Using the records below, filter out every line that lacks "name" and copy the rest.

(Component data from apps and pages)
[Start of Attachment]

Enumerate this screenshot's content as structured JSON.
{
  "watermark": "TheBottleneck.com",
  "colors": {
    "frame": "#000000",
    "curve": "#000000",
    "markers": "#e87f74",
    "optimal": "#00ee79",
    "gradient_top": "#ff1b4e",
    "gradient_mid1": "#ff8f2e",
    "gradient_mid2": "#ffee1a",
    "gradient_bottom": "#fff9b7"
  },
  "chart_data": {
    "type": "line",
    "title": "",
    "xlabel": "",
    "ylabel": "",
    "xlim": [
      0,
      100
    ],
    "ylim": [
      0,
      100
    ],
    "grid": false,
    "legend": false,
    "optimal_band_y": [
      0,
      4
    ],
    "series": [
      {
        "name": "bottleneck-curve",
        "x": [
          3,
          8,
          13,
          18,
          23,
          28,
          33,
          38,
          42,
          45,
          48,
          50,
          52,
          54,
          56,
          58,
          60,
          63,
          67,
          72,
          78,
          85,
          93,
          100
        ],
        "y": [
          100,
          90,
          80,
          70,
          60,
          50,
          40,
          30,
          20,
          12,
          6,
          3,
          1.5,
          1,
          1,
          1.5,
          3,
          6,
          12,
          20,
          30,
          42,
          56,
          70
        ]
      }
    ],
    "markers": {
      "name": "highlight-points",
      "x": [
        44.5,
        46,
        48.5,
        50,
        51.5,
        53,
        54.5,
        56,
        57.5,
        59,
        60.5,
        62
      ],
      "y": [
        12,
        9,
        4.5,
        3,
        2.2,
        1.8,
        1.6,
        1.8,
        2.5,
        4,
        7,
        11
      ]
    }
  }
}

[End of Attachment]

◆ TASK OUTPUT
        "name": "bottleneck-curve",
      "name": "highlight-points",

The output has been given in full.